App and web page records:

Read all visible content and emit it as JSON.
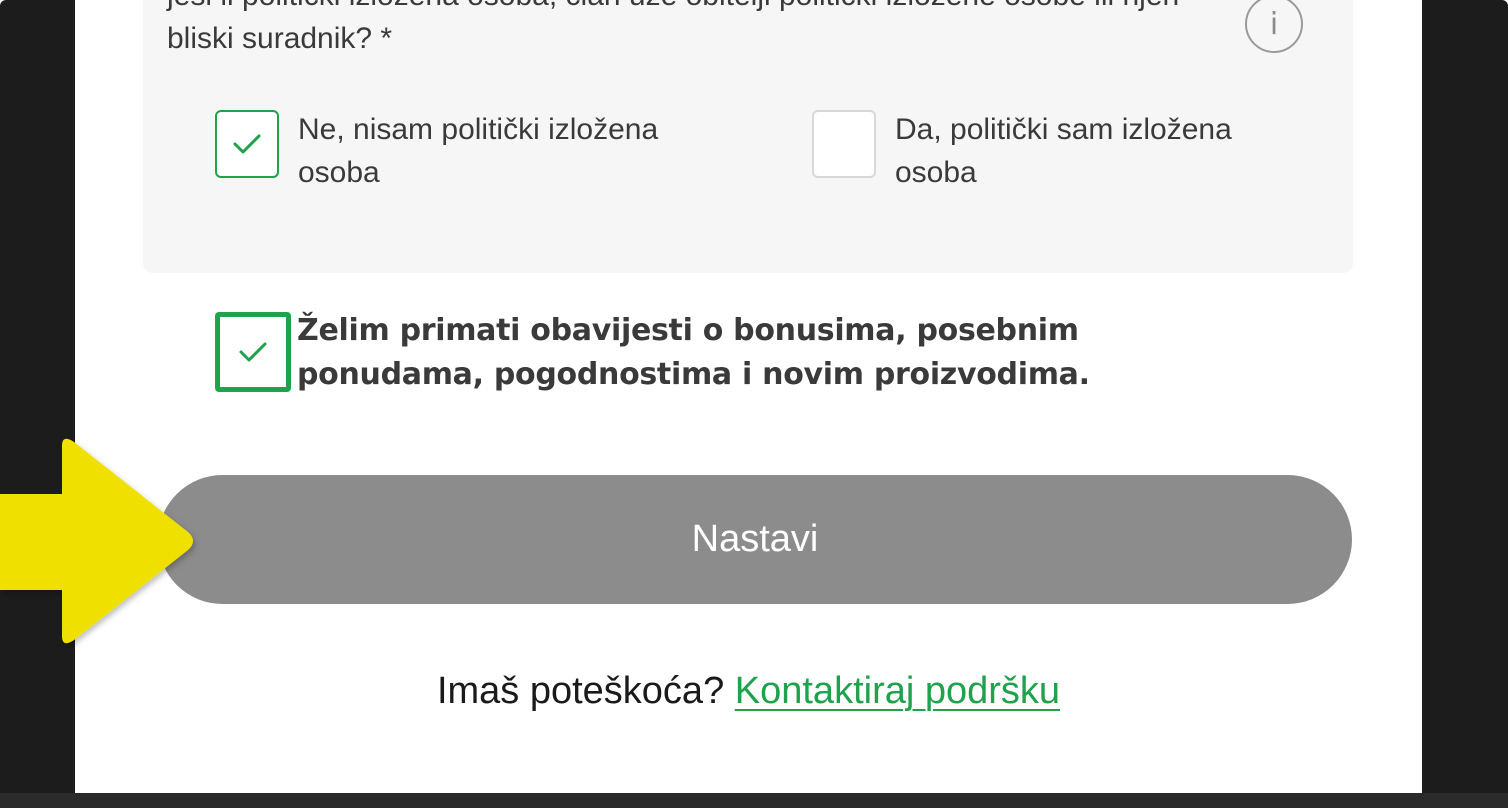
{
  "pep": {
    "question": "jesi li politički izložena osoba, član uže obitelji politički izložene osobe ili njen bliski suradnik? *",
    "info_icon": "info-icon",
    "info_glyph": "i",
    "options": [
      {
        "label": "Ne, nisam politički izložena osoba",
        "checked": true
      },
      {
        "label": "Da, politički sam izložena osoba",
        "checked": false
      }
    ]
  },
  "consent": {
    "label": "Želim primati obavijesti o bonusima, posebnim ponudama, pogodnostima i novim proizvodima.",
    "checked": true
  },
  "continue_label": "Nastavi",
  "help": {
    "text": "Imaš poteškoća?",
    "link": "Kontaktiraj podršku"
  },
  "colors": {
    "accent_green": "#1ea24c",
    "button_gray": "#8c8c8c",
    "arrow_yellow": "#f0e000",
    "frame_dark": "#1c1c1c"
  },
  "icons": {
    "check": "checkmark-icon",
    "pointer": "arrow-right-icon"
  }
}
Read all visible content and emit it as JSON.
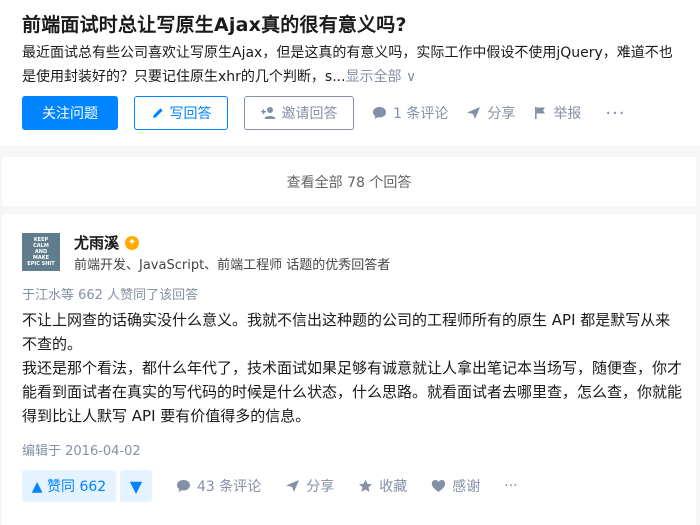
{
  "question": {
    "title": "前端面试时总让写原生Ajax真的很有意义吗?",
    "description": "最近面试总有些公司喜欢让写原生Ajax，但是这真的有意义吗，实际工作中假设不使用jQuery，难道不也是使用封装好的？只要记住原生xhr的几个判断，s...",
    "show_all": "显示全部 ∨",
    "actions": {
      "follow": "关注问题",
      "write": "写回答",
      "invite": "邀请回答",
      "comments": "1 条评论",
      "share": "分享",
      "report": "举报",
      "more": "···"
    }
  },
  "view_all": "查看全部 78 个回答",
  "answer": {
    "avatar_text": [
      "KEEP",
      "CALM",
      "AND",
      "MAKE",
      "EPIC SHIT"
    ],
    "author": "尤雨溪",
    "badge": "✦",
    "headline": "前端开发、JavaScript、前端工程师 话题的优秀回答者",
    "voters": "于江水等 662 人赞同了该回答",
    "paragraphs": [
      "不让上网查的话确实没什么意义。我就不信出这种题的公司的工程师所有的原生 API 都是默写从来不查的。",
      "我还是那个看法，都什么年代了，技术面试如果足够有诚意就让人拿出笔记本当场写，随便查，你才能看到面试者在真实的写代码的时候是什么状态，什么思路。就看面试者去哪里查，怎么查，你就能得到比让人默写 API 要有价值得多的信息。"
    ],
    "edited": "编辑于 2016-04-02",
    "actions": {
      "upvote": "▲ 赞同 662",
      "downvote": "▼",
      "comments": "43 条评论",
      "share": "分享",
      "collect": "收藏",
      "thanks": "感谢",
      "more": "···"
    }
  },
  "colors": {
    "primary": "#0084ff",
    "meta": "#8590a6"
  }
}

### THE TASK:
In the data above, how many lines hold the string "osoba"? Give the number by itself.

### OUTPUT FOR THIS TASK:
3